==== Given records ====

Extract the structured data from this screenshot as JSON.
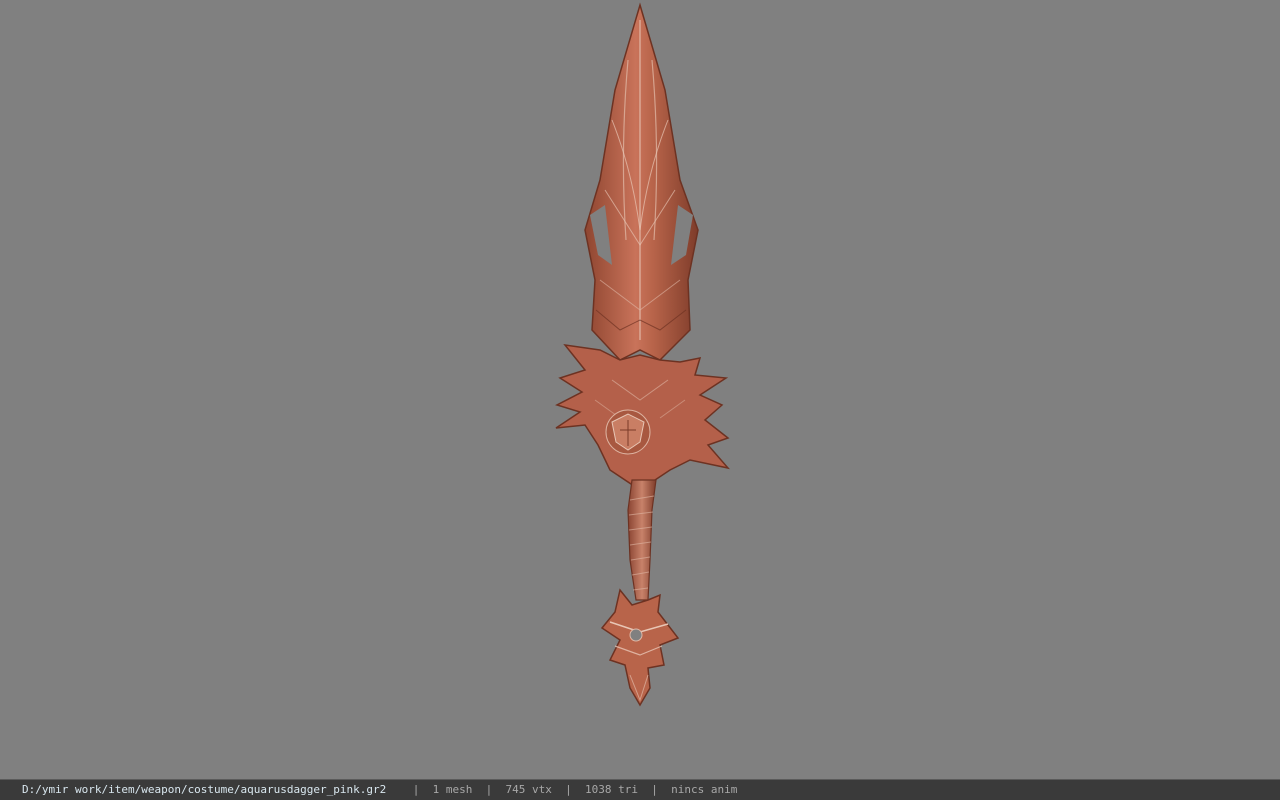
{
  "statusbar": {
    "file_path": "D:/ymir work/item/weapon/costume/aquarusdagger_pink.gr2",
    "mesh_count": "1 mesh",
    "vertex_count": "745 vtx",
    "triangle_count": "1038 tri",
    "anim_status": "nincs anim",
    "separator": "|"
  },
  "colors": {
    "viewport_background": "#808080",
    "model_primary": "#b8644a",
    "model_highlight": "#e0b8a6",
    "model_shadow": "#7a3a28",
    "statusbar_background": "#3a3a3a"
  }
}
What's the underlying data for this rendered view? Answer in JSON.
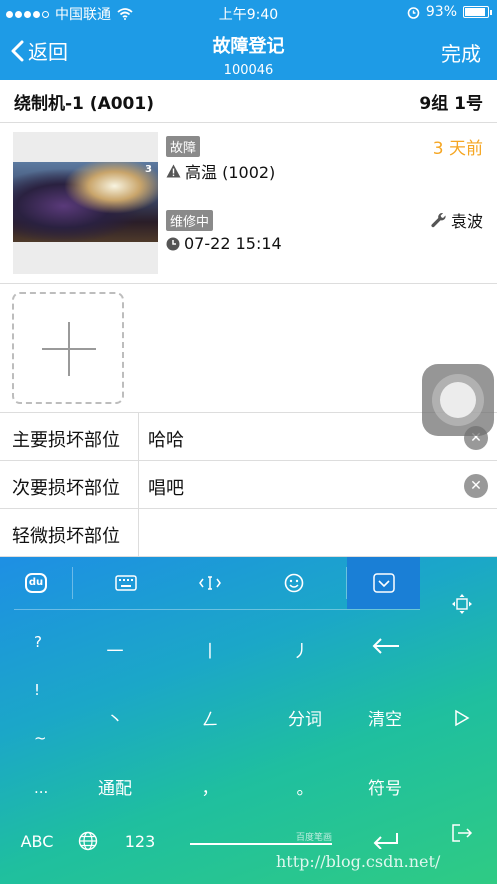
{
  "status_bar": {
    "carrier": "中国联通",
    "time": "上午9:40",
    "battery": "93%",
    "battery_level": 0.93
  },
  "nav": {
    "back_label": "返回",
    "title": "故障登记",
    "subtitle": "100046",
    "done_label": "完成"
  },
  "machine": {
    "name": "绕制机-1 (A001)",
    "location": "9组 1号"
  },
  "fault": {
    "thumb_count": "3",
    "type_tag": "故障",
    "fault_text": "高温 (1002)",
    "ago": "3 天前",
    "status_tag": "维修中",
    "time": "07-22 15:14",
    "repairer": "袁波"
  },
  "form": {
    "rows": [
      {
        "label": "主要损坏部位",
        "value": "哈哈"
      },
      {
        "label": "次要损坏部位",
        "value": "唱吧"
      },
      {
        "label": "轻微损坏部位",
        "value": ""
      }
    ]
  },
  "keyboard": {
    "logo": "du",
    "symbols": [
      "?",
      "!",
      "~",
      "..."
    ],
    "keys": {
      "h": "一",
      "s": "丨",
      "p": "丿",
      "n": "丶",
      "z": "ㄥ",
      "fenci": "分词",
      "qingkong": "清空",
      "tongpei": "通配",
      "comma": "，",
      "period": "。",
      "fuhao": "符号",
      "abc": "ABC",
      "num": "123"
    },
    "brand": "百度笔画"
  },
  "watermark": "http://blog.csdn.net/"
}
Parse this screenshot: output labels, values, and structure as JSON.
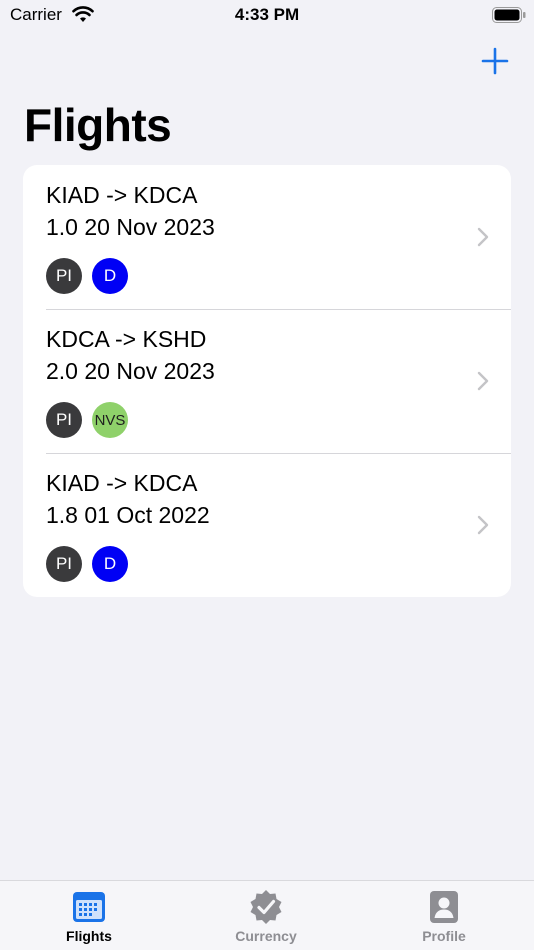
{
  "status_bar": {
    "carrier": "Carrier",
    "time": "4:33 PM"
  },
  "nav": {
    "title": "Flights",
    "accent": "#1a73e8"
  },
  "flights": [
    {
      "route": "KIAD -> KDCA",
      "details": "1.0  20 Nov 2023",
      "tags": [
        {
          "label": "PI",
          "bg": "#3a3a3c",
          "fg": "#ffffff"
        },
        {
          "label": "D",
          "bg": "#0000f5",
          "fg": "#ffffff"
        }
      ]
    },
    {
      "route": "KDCA -> KSHD",
      "details": "2.0  20 Nov 2023",
      "tags": [
        {
          "label": "PI",
          "bg": "#3a3a3c",
          "fg": "#ffffff"
        },
        {
          "label": "NVS",
          "bg": "#8fd16a",
          "fg": "#1e1e1e"
        }
      ]
    },
    {
      "route": "KIAD -> KDCA",
      "details": "1.8  01 Oct 2022",
      "tags": [
        {
          "label": "PI",
          "bg": "#3a3a3c",
          "fg": "#ffffff"
        },
        {
          "label": "D",
          "bg": "#0000f5",
          "fg": "#ffffff"
        }
      ]
    }
  ],
  "tabs": [
    {
      "label": "Flights",
      "icon": "calendar-icon",
      "active": true
    },
    {
      "label": "Currency",
      "icon": "checkmark-seal-icon",
      "active": false
    },
    {
      "label": "Profile",
      "icon": "person-icon",
      "active": false
    }
  ]
}
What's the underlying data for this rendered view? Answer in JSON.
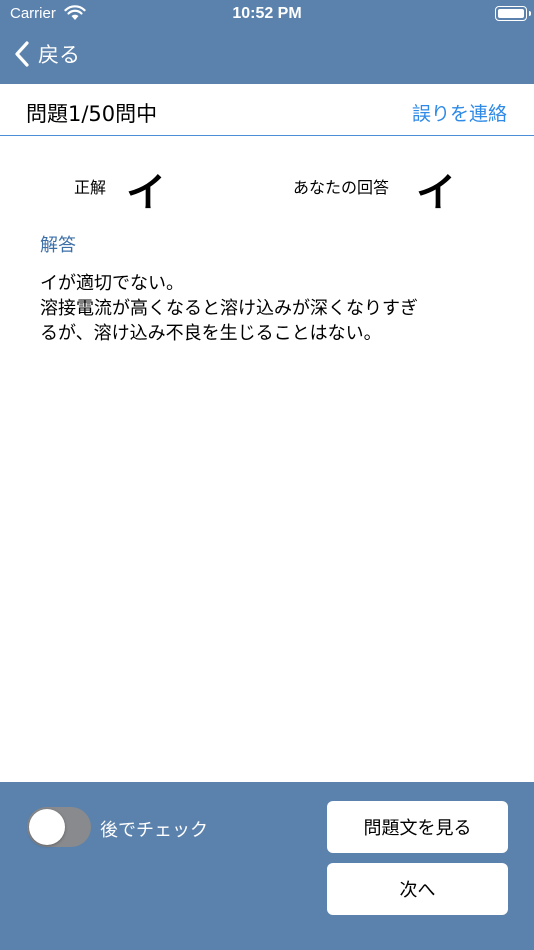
{
  "status_bar": {
    "carrier": "Carrier",
    "time": "10:52 PM"
  },
  "nav": {
    "back_label": "戻る"
  },
  "header": {
    "question_count": "問題1/50問中",
    "report_label": "誤りを連絡"
  },
  "answers": {
    "correct_label": "正解",
    "correct_value": "イ",
    "yours_label": "あなたの回答",
    "yours_value": "イ"
  },
  "explanation": {
    "title": "解答",
    "lines": [
      "イが適切でない。",
      "溶接電流が高くなると溶け込みが深くなりすぎ",
      "るが、溶け込み不良を生じることはない。"
    ]
  },
  "footer": {
    "toggle_label": "後でチェック",
    "toggle_on": false,
    "view_question_label": "問題文を見る",
    "next_label": "次へ"
  },
  "colors": {
    "bar": "#5b82ad",
    "accent": "#2e8ae6",
    "section_title": "#3c6fa8"
  }
}
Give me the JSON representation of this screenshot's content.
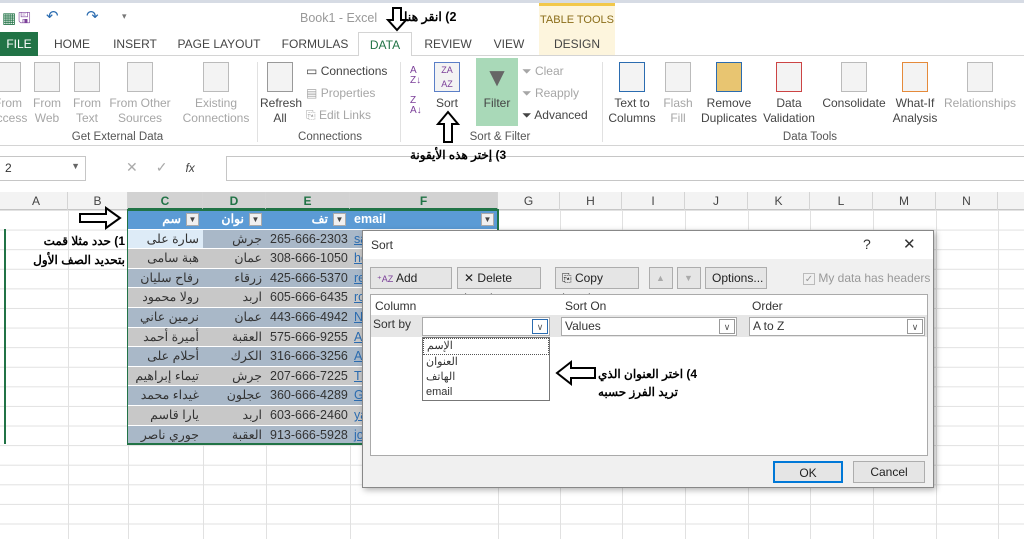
{
  "app": {
    "title": "Book1 - Excel",
    "table_tools": "TABLE TOOLS"
  },
  "tabs": [
    "FILE",
    "HOME",
    "INSERT",
    "PAGE LAYOUT",
    "FORMULAS",
    "DATA",
    "REVIEW",
    "VIEW",
    "DESIGN"
  ],
  "ribbon": {
    "get_external": {
      "label": "Get External Data",
      "items": [
        "From Access",
        "From Web",
        "From Text",
        "From Other Sources",
        "Existing Connections"
      ]
    },
    "connections": {
      "label": "Connections",
      "refresh": "Refresh All",
      "connections": "Connections",
      "properties": "Properties",
      "edit_links": "Edit Links"
    },
    "sort_filter": {
      "label": "Sort & Filter",
      "sort": "Sort",
      "filter": "Filter",
      "clear": "Clear",
      "reapply": "Reapply",
      "advanced": "Advanced"
    },
    "data_tools": {
      "label": "Data Tools",
      "items": [
        "Text to Columns",
        "Flash Fill",
        "Remove Duplicates",
        "Data Validation",
        "Consolidate",
        "What-If Analysis",
        "Relationships"
      ]
    }
  },
  "formula_bar": {
    "name_box": "2",
    "fx": "fx"
  },
  "columns": [
    "A",
    "B",
    "C",
    "D",
    "E",
    "F",
    "G",
    "H",
    "I",
    "J",
    "K",
    "L",
    "M",
    "N"
  ],
  "table": {
    "headers": [
      "سم",
      "نوان",
      "تف",
      "email"
    ],
    "rows": [
      [
        "سارة على",
        "جرش",
        "265-666-2303",
        "sa"
      ],
      [
        "هبة سامى",
        "عمان",
        "308-666-1050",
        "he"
      ],
      [
        "رفاح سليان",
        "زرقاء",
        "425-666-5370",
        "re"
      ],
      [
        "رولا محمود",
        "اربد",
        "605-666-6435",
        "ro"
      ],
      [
        "نرمين عاني",
        "عمان",
        "443-666-4942",
        "N"
      ],
      [
        "أميرة أحمد",
        "العقبة",
        "575-666-9255",
        "A"
      ],
      [
        "أحلام على",
        "الكرك",
        "316-666-3256",
        "A"
      ],
      [
        "تيماء إبراهيم",
        "جرش",
        "207-666-7225",
        "Ti"
      ],
      [
        "غيداء محمد",
        "عجلون",
        "360-666-4289",
        "G"
      ],
      [
        "يارا قاسم",
        "اربد",
        "603-666-2460",
        "ya"
      ],
      [
        "جوري ناصر",
        "العقبة",
        "913-666-5928",
        "jo"
      ]
    ]
  },
  "annotations": {
    "step1": "1) حدد مثلا قمت بتحديد الصف الأول",
    "step2": "2) انقر هنا",
    "step3": "3) إختر هذه الأيقونة",
    "step4a": "4) اختر العنوان الذي",
    "step4b": "تريد الفرز حسبه"
  },
  "dialog": {
    "title": "Sort",
    "help": "?",
    "close": "✕",
    "add_level": "Add Level",
    "delete_level": "Delete Level",
    "copy_level": "Copy Level",
    "options": "Options...",
    "headers_checkbox": "My data has headers",
    "headers_checked": true,
    "col_column": "Column",
    "col_sort_on": "Sort On",
    "col_order": "Order",
    "sort_by": "Sort by",
    "sort_by_value": "",
    "sort_on_value": "Values",
    "order_value": "A to Z",
    "dropdown_options": [
      "الإسم",
      "العنوان",
      "الهاتف",
      "email"
    ],
    "ok": "OK",
    "cancel": "Cancel"
  },
  "colors": {
    "excel_green": "#217346",
    "table_header": "#5b9bd5",
    "filter_active": "#a9d9b8"
  }
}
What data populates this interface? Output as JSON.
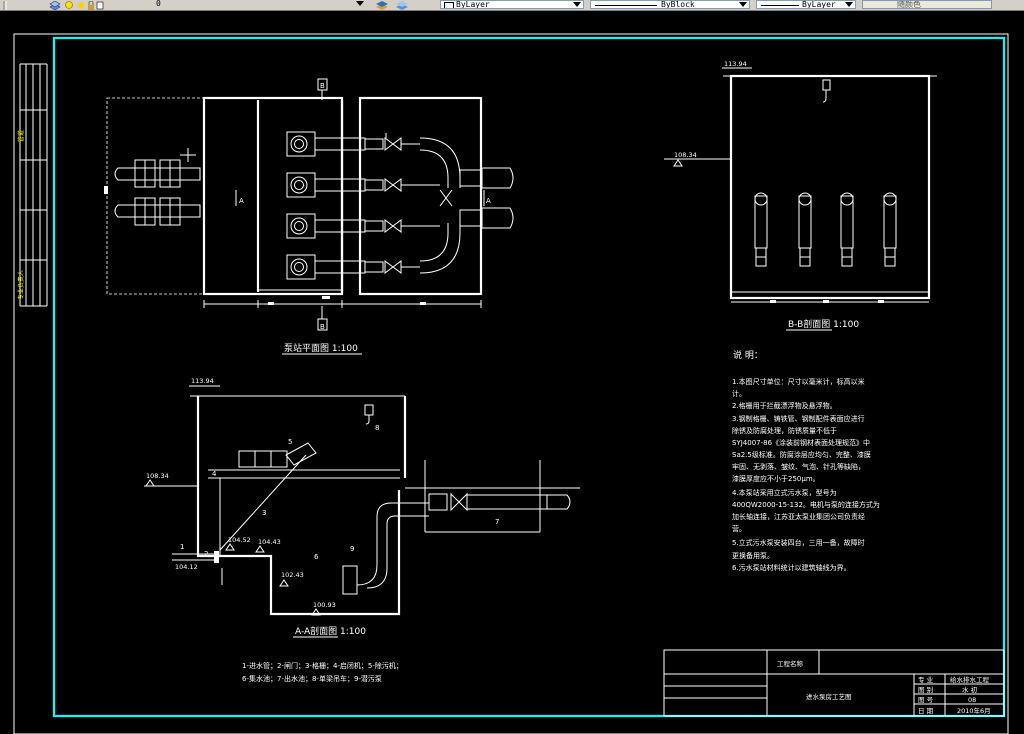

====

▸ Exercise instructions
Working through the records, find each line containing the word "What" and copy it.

▸ Your solution
What's the underlying data for this rendered view? Answer in JSON.
What's the underlying data for this rendered view? Answer in JSON.
        "What-If Analysis",
What data populates this interface? Output as JSON.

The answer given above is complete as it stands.